In addition, this enables us to take into account provincial jurisdiction respecting law enforcement. Laws come into effect at the same time throughout Canada, but it is the provinces that are responsible for enforcing them. So any evaluation of the laws respecting firearms control in Canada must take this into account.
Finally, using the provinces as an analysis unit enables us to take into account crime rate variations among them. Canada in itself is not representative of the problems experienced in the provinces.
In conclusion, the results of our studies demonstrate that Bill C-68 has helped to prevent 300 deaths a year. On the basis of data on the direct and indirect costs of deaths by firearm, we estimate that over $400 million a year is saved in costs from the prevention of those 300 deaths. This amount compares favourably with the $63 million dedicated annually to the operation of the Canadian Firearms Program and the $9.1 million dedicated to registration activities, according to the RCMP report.
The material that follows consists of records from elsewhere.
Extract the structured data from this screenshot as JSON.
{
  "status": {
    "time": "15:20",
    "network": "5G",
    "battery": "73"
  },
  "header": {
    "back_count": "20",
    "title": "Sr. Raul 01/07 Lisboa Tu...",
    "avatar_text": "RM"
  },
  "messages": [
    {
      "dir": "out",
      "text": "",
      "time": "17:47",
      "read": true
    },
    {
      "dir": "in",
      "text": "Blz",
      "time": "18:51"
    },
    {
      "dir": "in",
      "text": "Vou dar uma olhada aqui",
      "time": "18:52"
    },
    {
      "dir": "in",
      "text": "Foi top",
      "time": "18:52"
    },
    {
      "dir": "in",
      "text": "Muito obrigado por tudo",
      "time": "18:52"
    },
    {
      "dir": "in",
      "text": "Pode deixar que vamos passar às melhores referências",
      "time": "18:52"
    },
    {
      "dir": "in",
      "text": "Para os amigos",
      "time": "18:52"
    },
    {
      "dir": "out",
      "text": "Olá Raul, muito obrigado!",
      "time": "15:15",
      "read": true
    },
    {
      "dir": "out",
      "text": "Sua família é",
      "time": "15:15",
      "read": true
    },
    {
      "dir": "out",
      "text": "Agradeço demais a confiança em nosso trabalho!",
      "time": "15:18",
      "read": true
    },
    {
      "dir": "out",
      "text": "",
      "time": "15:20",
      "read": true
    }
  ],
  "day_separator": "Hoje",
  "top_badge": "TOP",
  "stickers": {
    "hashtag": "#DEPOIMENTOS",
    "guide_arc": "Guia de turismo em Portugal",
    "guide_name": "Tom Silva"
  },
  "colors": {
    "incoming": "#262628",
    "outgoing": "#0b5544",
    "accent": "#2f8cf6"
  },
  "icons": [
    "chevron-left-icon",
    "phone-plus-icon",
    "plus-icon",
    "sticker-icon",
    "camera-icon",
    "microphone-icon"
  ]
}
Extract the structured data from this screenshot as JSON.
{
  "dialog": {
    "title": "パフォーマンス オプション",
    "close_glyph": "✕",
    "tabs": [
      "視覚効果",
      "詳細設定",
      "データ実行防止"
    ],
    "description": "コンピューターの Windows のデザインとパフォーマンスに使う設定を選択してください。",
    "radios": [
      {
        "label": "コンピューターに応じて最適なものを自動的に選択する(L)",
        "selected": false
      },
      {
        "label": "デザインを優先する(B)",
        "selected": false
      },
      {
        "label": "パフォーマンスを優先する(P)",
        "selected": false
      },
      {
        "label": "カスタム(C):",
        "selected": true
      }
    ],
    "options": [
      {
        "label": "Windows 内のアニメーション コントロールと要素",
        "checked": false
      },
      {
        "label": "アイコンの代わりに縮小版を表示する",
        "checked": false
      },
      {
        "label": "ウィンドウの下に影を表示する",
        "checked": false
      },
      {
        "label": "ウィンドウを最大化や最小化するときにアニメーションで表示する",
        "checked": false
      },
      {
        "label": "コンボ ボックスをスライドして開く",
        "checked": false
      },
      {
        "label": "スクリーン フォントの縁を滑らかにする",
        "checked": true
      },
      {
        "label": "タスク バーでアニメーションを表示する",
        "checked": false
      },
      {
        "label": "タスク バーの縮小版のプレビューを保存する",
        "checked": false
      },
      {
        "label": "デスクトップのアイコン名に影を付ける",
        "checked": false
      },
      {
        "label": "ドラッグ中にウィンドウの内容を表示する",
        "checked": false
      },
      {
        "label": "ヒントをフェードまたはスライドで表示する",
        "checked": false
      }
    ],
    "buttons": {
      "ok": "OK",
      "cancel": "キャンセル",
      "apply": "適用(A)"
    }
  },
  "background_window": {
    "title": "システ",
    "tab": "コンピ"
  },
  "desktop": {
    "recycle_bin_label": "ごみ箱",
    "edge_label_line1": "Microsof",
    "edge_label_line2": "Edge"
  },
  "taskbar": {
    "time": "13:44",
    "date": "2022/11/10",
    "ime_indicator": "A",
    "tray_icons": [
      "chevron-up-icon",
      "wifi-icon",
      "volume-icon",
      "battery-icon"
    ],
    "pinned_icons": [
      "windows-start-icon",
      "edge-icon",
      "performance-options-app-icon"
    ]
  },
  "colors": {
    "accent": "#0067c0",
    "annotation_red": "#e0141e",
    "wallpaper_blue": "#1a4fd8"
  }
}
On the basis of our results, we think that eliminating the firearms registry may compromise the health and safety of Canadians. The requirements to obtain a firearms licence and to register firearms are two necessary and complementary measures. These measures allow us to link each firearm to its owner...